The Stanford Cylindrical Cusped Field Thruster (CCFT) has been experimentally and numerically investigated with particular focus on the exit plane acceleration region near the top magnetic cusp. Time-averaged xenon ion laser-induced fluorescence measurements using the 5d(7/2) - 6 p(5/2) (lambda = 834.72-nm air) Xe II transition have mapped the total ion velocity vectors in this region. The thruster is also simulated using the fully kinetic 3-D particle-in-cell code F3MPIC. The consistent experimental and numerical results give physical insight into the mechanisms of ion acceleration and the role of the magnetic field topology in determining ion trajectories and plume divergence. The electrons are strongly magnetized and follow the magnetic field structure, grouping near the cusps. A steep potential drop over a few millimeters near the exit plane follows the magnetic separatrix of the top cusp, and is consistent with measured ion velocity vectors. A characteristic conical region of high ion density, peak ion velocity, and visible emission is observed in the experimental and simulated plume, with an estimated divergence half-angle of 30 degrees.
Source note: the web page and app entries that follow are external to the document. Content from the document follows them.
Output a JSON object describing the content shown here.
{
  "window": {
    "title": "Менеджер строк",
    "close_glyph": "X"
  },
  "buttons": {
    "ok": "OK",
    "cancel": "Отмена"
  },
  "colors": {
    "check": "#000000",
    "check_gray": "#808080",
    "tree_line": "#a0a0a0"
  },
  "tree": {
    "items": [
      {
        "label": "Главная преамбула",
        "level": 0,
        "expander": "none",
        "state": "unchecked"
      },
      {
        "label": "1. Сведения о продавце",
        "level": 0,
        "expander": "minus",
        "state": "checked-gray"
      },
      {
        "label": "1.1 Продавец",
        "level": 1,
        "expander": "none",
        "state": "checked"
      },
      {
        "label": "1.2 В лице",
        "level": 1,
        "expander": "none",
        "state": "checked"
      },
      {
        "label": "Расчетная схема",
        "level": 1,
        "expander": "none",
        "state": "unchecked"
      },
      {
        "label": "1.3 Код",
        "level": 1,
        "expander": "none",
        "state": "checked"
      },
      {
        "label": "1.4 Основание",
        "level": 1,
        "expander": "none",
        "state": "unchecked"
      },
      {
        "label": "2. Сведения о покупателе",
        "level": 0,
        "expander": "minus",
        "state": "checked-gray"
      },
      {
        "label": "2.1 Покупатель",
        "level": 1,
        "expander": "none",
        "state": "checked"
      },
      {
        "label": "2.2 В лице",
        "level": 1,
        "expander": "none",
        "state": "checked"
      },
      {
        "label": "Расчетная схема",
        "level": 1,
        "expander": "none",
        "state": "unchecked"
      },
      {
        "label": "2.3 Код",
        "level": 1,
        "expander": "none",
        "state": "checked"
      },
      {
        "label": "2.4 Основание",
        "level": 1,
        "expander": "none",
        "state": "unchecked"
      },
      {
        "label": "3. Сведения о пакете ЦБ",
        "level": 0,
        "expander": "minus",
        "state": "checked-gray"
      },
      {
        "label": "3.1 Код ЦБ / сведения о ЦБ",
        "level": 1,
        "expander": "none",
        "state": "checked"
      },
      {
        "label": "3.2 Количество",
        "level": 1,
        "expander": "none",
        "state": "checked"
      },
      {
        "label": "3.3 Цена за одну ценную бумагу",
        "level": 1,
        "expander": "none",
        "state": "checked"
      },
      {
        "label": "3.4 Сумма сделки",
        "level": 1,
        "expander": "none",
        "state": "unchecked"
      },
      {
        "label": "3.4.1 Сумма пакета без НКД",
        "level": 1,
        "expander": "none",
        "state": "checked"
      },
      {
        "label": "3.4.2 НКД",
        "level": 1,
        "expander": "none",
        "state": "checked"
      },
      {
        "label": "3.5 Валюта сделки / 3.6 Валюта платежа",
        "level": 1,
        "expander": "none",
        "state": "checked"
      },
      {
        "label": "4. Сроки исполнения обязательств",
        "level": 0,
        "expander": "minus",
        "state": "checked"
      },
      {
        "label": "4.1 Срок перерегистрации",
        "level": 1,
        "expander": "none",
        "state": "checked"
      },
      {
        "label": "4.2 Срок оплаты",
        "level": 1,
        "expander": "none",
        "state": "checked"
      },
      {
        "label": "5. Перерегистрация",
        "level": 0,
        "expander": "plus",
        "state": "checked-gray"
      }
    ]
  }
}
File in questo prodotto:
Non ci sono file associati a questo prodotto.